TASK PROMPT:
The records are to be restated in their entirety, word for word.

[Collection entries]
═══

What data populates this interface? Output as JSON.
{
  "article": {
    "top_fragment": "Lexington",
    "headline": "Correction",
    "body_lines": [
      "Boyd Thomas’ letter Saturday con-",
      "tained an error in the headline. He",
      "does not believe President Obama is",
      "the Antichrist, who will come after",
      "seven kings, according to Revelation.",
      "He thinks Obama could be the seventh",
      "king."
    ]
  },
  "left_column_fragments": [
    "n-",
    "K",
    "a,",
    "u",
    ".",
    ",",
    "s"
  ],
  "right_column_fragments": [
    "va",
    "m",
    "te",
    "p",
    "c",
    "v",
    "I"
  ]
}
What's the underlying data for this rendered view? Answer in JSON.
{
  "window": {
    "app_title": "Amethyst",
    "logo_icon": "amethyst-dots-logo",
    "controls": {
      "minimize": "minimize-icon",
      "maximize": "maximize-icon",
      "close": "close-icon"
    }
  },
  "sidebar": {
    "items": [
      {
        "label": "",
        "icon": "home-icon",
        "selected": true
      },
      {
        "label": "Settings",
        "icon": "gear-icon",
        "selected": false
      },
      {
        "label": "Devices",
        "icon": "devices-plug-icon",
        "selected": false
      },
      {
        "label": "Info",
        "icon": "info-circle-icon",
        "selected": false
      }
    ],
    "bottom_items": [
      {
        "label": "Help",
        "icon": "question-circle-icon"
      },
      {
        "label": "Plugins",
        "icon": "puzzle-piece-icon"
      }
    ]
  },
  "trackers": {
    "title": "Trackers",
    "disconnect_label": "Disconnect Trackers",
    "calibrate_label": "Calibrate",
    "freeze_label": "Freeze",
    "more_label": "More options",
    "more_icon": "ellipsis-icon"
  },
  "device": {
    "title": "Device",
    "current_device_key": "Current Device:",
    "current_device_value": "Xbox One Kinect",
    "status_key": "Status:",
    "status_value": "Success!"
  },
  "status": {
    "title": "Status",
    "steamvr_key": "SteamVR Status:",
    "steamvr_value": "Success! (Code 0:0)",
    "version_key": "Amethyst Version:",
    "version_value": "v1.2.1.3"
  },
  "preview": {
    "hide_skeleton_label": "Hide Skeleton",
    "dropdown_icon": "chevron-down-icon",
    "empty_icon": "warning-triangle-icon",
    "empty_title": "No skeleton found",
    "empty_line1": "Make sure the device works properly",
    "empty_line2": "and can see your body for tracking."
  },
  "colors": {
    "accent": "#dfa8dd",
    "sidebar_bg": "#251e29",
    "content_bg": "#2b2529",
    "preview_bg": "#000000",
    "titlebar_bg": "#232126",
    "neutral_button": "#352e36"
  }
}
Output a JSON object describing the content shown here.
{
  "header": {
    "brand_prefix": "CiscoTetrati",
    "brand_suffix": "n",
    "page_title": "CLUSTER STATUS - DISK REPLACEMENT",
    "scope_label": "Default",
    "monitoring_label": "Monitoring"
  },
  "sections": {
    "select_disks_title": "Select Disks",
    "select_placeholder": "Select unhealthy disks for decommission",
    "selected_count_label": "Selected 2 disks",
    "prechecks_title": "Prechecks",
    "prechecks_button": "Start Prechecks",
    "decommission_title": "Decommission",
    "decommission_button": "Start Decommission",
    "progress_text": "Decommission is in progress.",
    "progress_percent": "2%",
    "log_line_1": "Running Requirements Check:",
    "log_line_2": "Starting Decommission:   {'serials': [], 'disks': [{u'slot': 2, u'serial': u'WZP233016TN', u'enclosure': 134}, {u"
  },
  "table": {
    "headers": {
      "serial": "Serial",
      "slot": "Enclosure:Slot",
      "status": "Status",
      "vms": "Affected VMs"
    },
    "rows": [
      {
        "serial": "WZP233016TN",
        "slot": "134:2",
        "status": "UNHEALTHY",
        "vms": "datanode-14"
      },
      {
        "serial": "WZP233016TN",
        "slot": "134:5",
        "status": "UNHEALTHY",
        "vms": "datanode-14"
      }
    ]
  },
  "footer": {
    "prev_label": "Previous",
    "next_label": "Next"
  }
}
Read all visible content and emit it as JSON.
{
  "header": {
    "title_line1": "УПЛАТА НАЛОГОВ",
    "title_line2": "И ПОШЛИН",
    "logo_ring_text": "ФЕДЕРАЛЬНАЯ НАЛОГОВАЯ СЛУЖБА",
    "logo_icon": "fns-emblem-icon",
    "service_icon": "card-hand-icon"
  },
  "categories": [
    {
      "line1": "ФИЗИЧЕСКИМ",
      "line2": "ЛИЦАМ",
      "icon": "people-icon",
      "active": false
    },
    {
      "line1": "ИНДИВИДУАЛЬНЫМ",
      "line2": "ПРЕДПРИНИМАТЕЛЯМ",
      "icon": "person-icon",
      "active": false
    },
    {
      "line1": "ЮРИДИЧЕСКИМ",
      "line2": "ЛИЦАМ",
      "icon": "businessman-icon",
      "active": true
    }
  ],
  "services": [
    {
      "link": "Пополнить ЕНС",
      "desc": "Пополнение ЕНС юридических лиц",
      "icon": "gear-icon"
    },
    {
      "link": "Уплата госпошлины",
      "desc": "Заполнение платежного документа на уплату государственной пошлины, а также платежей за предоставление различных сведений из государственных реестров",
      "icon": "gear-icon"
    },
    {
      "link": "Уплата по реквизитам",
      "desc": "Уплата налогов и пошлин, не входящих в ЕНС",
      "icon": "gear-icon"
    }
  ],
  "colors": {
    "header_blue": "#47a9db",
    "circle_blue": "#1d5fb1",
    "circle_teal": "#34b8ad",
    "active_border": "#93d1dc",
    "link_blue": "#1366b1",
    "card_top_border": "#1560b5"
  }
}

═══

EXERCISE OUTPUT:
What data populates this interface? Output as JSON.
{
  "article": {
    "top_fragment": "Lexington",
    "headline": "Correction",
    "body_lines": [
      "Boyd Thomas’ letter Saturday con-",
      "tained an error in the headline. He",
      "does not believe President Obama is",
      "the Antichrist, who will come after",
      "seven kings, according to Revelation.",
      "He thinks Obama could be the seventh",
      "king."
    ]
  },
  "left_column_fragments": [
    "n-",
    "K",
    "a,",
    "u",
    ".",
    ",",
    "s"
  ],
  "right_column_fragments": [
    "va",
    "m",
    "te",
    "p",
    "c",
    "v",
    "I"
  ]
}
What's the underlying data for this rendered view? Answer in JSON.
{
  "window": {
    "app_title": "Amethyst",
    "logo_icon": "amethyst-dots-logo",
    "controls": {
      "minimize": "minimize-icon",
      "maximize": "maximize-icon",
      "close": "close-icon"
    }
  },
  "sidebar": {
    "items": [
      {
        "label": "",
        "icon": "home-icon",
        "selected": true
      },
      {
        "label": "Settings",
        "icon": "gear-icon",
        "selected": false
      },
      {
        "label": "Devices",
        "icon": "devices-plug-icon",
        "selected": false
      },
      {
        "label": "Info",
        "icon": "info-circle-icon",
        "selected": false
      }
    ],
    "bottom_items": [
      {
        "label": "Help",
        "icon": "question-circle-icon"
      },
      {
        "label": "Plugins",
        "icon": "puzzle-piece-icon"
      }
    ]
  },
  "trackers": {
    "title": "Trackers",
    "disconnect_label": "Disconnect Trackers",
    "calibrate_label": "Calibrate",
    "freeze_label": "Freeze",
    "more_label": "More options",
    "more_icon": "ellipsis-icon"
  },
  "device": {
    "title": "Device",
    "current_device_key": "Current Device:",
    "current_device_value": "Xbox One Kinect",
    "status_key": "Status:",
    "status_value": "Success!"
  },
  "status": {
    "title": "Status",
    "steamvr_key": "SteamVR Status:",
    "steamvr_value": "Success! (Code 0:0)",
    "version_key": "Amethyst Version:",
    "version_value": "v1.2.1.3"
  },
  "preview": {
    "hide_skeleton_label": "Hide Skeleton",
    "dropdown_icon": "chevron-down-icon",
    "empty_icon": "warning-triangle-icon",
    "empty_title": "No skeleton found",
    "empty_line1": "Make sure the device works properly",
    "empty_line2": "and can see your body for tracking."
  },
  "colors": {
    "accent": "#dfa8dd",
    "sidebar_bg": "#251e29",
    "content_bg": "#2b2529",
    "preview_bg": "#000000",
    "titlebar_bg": "#232126",
    "neutral_button": "#352e36"
  }
}
Output a JSON object describing the content shown here.
{
  "header": {
    "brand_prefix": "CiscoTetrati",
    "brand_suffix": "n",
    "page_title": "CLUSTER STATUS - DISK REPLACEMENT",
    "scope_label": "Default",
    "monitoring_label": "Monitoring"
  },
  "sections": {
    "select_disks_title": "Select Disks",
    "select_placeholder": "Select unhealthy disks for decommission",
    "selected_count_label": "Selected 2 disks",
    "prechecks_title": "Prechecks",
    "prechecks_button": "Start Prechecks",
    "decommission_title": "Decommission",
    "decommission_button": "Start Decommission",
    "progress_text": "Decommission is in progress.",
    "progress_percent": "2%",
    "log_line_1": "Running Requirements Check:",
    "log_line_2": "Starting Decommission:   {'serials': [], 'disks': [{u'slot': 2, u'serial': u'WZP233016TN', u'enclosure': 134}, {u"
  },
  "table": {
    "headers": {
      "serial": "Serial",
      "slot": "Enclosure:Slot",
      "status": "Status",
      "vms": "Affected VMs"
    },
    "rows": [
      {
        "serial": "WZP233016TN",
        "slot": "134:2",
        "status": "UNHEALTHY",
        "vms": "datanode-14"
      },
      {
        "serial": "WZP233016TN",
        "slot": "134:5",
        "status": "UNHEALTHY",
        "vms": "datanode-14"
      }
    ]
  },
  "footer": {
    "prev_label": "Previous",
    "next_label": "Next"
  }
}
Read all visible content and emit it as JSON.
{
  "header": {
    "title_line1": "УПЛАТА НАЛОГОВ",
    "title_line2": "И ПОШЛИН",
    "logo_ring_text": "ФЕДЕРАЛЬНАЯ НАЛОГОВАЯ СЛУЖБА",
    "logo_icon": "fns-emblem-icon",
    "service_icon": "card-hand-icon"
  },
  "categories": [
    {
      "line1": "ФИЗИЧЕСКИМ",
      "line2": "ЛИЦАМ",
      "icon": "people-icon",
      "active": false
    },
    {
      "line1": "ИНДИВИДУАЛЬНЫМ",
      "line2": "ПРЕДПРИНИМАТЕЛЯМ",
      "icon": "person-icon",
      "active": false
    },
    {
      "line1": "ЮРИДИЧЕСКИМ",
      "line2": "ЛИЦАМ",
      "icon": "businessman-icon",
      "active": true
    }
  ],
  "services": [
    {
      "link": "Пополнить ЕНС",
      "desc": "Пополнение ЕНС юридических лиц",
      "icon": "gear-icon"
    },
    {
      "link": "Уплата госпошлины",
      "desc": "Заполнение платежного документа на уплату государственной пошлины, а также платежей за предоставление различных сведений из государственных реестров",
      "icon": "gear-icon"
    },
    {
      "link": "Уплата по реквизитам",
      "desc": "Уплата налогов и пошлин, не входящих в ЕНС",
      "icon": "gear-icon"
    }
  ],
  "colors": {
    "header_blue": "#47a9db",
    "circle_blue": "#1d5fb1",
    "circle_teal": "#34b8ad",
    "active_border": "#93d1dc",
    "link_blue": "#1366b1",
    "card_top_border": "#1560b5"
  }
}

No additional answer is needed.